In the entries below, filter for the word "true" and copy every matching line.

Records for the task ->
--- --- ---
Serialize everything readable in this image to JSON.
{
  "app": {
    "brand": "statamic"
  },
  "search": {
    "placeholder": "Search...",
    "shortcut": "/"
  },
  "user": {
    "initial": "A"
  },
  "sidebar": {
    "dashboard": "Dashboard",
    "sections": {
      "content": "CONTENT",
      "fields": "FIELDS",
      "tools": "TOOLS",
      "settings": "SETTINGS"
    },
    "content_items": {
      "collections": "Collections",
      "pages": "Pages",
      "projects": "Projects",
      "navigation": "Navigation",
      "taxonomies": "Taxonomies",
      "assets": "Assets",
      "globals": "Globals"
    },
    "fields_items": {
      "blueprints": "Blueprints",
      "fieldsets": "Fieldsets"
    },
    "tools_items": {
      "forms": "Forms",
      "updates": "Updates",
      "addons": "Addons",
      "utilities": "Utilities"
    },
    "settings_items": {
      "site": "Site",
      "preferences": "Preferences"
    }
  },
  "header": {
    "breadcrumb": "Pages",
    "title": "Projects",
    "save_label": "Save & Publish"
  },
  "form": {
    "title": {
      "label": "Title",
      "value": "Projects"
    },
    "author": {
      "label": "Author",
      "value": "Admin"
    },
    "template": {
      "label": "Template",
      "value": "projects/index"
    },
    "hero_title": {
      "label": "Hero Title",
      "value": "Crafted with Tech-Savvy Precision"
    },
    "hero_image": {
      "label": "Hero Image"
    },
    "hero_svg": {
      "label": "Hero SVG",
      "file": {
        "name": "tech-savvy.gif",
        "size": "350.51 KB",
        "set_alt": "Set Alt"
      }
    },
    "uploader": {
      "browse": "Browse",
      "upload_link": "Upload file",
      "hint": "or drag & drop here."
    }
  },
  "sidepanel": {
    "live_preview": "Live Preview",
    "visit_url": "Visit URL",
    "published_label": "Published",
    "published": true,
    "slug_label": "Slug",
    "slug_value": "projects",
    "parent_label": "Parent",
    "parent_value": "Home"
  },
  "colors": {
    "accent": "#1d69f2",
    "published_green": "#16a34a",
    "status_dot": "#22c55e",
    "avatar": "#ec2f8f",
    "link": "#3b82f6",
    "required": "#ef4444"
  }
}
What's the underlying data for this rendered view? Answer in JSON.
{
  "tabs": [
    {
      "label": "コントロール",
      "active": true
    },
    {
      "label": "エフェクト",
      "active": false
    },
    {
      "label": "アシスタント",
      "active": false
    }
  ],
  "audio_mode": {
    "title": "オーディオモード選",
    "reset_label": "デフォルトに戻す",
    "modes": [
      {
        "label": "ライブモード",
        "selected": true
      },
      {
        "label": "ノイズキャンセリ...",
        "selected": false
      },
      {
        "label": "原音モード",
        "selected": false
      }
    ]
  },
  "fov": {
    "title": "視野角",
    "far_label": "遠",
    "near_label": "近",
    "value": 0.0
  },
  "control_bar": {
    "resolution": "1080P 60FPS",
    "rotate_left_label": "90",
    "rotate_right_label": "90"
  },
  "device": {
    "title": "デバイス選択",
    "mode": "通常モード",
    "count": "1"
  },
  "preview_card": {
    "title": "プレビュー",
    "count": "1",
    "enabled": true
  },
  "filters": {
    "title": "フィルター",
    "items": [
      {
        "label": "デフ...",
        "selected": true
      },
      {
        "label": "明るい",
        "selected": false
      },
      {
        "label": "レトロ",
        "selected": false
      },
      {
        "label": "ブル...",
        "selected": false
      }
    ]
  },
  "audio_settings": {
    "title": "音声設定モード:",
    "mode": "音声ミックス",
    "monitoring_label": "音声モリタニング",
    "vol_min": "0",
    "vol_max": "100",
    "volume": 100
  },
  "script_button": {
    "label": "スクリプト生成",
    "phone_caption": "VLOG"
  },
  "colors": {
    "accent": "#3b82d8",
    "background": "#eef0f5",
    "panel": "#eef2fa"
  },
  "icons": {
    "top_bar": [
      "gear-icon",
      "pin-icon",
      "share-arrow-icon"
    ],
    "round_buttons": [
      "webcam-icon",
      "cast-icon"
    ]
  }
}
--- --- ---
Response box ->
    "published": true,
      "active": true
        "selected": true
    "enabled": true
        "selected": true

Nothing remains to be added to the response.